- Has a recognized need that your company can address
- Has the authority to make the buying decision
- Has the budget to purchase the kind of product or service you provide
- Has an identified timeline for purchasing the kind of product or service you provide
In reality, however, BANT is no longer an effective way to qualify sales leads for two reasons.
- Some of the criteria are all but impossible for an individual "lead" to meet. So, a strict use of the BANT criteria will cause you to ignore many valuable leads.
- By the time a lead is fully "BANT-qualified," it's probably too late. Your odds of concluding a sale on your terms are greatly diminished because a competitor has probably established a favored position.

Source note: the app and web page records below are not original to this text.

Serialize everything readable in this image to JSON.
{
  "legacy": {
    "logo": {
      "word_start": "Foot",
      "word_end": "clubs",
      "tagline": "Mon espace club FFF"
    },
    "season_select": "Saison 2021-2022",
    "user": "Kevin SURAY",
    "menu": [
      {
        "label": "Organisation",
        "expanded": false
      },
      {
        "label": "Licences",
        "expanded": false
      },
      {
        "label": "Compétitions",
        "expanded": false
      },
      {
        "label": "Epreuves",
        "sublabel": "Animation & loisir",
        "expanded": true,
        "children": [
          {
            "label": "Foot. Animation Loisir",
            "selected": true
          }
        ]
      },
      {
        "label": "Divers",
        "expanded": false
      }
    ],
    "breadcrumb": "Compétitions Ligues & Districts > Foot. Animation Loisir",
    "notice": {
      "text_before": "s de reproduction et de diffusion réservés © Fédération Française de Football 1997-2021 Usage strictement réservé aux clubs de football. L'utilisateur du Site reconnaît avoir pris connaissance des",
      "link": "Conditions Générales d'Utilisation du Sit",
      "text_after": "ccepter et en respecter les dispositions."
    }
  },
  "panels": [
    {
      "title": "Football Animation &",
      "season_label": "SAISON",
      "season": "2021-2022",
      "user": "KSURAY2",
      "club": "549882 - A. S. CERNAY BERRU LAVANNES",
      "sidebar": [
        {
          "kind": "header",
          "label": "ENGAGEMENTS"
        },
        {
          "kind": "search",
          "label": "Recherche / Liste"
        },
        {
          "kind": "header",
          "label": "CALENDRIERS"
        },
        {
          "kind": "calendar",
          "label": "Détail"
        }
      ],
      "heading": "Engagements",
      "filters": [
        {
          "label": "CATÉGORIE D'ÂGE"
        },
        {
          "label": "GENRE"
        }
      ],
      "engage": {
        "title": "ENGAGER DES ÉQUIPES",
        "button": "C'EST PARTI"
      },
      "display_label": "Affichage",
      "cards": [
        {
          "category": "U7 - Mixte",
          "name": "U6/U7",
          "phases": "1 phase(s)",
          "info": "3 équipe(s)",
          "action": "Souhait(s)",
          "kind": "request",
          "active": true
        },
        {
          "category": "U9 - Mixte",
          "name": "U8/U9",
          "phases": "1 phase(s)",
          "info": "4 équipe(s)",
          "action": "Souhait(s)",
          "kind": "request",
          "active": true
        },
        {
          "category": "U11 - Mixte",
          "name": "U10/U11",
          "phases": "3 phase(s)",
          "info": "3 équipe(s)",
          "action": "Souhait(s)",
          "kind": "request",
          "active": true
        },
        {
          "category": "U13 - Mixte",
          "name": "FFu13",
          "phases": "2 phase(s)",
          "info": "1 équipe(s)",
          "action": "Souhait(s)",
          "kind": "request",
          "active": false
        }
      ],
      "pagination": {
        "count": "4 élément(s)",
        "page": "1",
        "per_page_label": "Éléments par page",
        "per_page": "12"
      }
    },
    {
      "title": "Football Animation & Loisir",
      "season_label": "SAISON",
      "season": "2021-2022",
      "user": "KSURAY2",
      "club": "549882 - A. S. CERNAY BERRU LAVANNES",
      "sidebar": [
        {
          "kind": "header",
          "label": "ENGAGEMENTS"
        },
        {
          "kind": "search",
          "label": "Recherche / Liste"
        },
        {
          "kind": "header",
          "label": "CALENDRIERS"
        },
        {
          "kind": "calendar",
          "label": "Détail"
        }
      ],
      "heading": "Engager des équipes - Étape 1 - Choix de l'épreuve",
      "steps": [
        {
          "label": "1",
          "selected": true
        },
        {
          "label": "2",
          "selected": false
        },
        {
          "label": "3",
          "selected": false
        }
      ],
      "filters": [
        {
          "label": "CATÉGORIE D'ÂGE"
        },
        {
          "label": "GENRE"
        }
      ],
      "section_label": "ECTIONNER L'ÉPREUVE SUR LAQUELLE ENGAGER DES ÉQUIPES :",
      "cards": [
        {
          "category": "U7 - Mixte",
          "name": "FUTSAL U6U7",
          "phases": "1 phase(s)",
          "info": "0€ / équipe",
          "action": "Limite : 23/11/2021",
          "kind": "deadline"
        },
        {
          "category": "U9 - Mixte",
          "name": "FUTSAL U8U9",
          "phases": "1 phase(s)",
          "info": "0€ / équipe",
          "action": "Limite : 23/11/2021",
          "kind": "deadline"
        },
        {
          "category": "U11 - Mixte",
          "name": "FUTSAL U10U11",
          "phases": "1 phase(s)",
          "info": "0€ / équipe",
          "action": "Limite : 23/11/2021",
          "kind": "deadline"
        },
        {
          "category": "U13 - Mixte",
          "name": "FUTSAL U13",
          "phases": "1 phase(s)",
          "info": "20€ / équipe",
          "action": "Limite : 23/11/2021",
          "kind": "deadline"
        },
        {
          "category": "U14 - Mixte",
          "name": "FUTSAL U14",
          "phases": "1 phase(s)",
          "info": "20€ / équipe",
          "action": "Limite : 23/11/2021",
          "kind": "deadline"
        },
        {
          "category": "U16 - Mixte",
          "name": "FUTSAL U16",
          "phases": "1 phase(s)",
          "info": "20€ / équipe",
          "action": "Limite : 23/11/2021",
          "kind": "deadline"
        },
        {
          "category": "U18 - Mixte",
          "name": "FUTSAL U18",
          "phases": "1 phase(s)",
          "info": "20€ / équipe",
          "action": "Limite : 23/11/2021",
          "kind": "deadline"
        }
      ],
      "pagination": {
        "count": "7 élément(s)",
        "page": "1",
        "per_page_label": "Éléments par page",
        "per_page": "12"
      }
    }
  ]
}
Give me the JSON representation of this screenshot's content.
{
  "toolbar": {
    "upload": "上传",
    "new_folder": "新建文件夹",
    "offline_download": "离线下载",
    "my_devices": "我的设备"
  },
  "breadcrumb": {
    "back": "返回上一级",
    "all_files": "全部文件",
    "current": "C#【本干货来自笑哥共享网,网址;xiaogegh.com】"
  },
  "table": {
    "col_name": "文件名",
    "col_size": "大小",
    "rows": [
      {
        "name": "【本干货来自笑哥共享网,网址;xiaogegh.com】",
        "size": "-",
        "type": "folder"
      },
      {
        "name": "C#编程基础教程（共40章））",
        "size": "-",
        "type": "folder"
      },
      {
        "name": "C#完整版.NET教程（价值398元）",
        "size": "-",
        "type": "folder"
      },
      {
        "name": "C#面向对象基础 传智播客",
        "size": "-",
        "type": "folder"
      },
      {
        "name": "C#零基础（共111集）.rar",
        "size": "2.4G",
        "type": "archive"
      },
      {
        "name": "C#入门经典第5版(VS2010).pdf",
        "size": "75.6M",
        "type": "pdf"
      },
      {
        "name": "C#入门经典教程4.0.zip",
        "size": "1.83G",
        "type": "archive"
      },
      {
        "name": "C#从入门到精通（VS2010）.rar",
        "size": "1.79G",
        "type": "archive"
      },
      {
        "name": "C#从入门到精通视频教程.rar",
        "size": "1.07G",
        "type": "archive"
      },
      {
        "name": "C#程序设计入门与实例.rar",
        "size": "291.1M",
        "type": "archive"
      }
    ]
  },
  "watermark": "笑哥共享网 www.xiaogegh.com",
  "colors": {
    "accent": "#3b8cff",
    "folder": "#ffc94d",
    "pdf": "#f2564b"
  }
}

B2B companies no longer budget for many purchases in advance. Surveys by DemandGen Report indicate that only 20% - 30% of purchases are budgeted at the beginning of the year. Between 70% and 80% of survey respondents say they evaluate potential solutions, build a business case for immediate adoption, and then obtain spending approval. Therefore, if you require qualified leads to have established budgets, you will obviously miss out on many sales opportunities. Instead of requiring a specific budget, what you have to do is make a judgment call about whether a prospect has the financial ability to purchase your product or service.
In the 2012 Sales Performance Optimization survey by CSO Insights, 76% of respondents indicated that 3 or more individuals are involved in making the final buying decision. Purchasing by committee is now the norm. In this environment, most of the leads you encounter won't have full purchasing authority, but many of these leads will play a major role in the final buying decision. The right criteria for lead qualification is influence or involvement, not authority.
Of the four BANT criteria, need is still obviously essential. In most cases, if there's no need, there won't be a sale. Even here, however, the idea of "need" is changing. In the past, the goal was to find a lead who recognized the need and understood it. Now we know that a seller can often have greater influence with a lead who does not fully understand the scope or implications of the need, at least at the beginning of the engagement. This can enable the seller to use marketing content and sales messaging to shape and influence how the lead thinks about the need and possible solutions.
The primary problem with using timeline for lead qualification is that by the time a prospect has set a timeline for a significant purchase, the prospect has probably completed most of the buying process. In this sense, timelines have become like budgets. Potential buyers identify needs, evaluate potential solutions, and then get spending approval and set a purchase timeline. In fact, a purchase timeline may not be set until after the supplier has been selected.
For many years, BANT provided a useful framework for qualifying sales leads. Given the new realities of B2B buying, however, BANT no longer works for lead qualification. Today, the BANT criteria develop and evolve as the buying process moves forward. But, you can't expect them to exist at the beginning of a prospect relationship.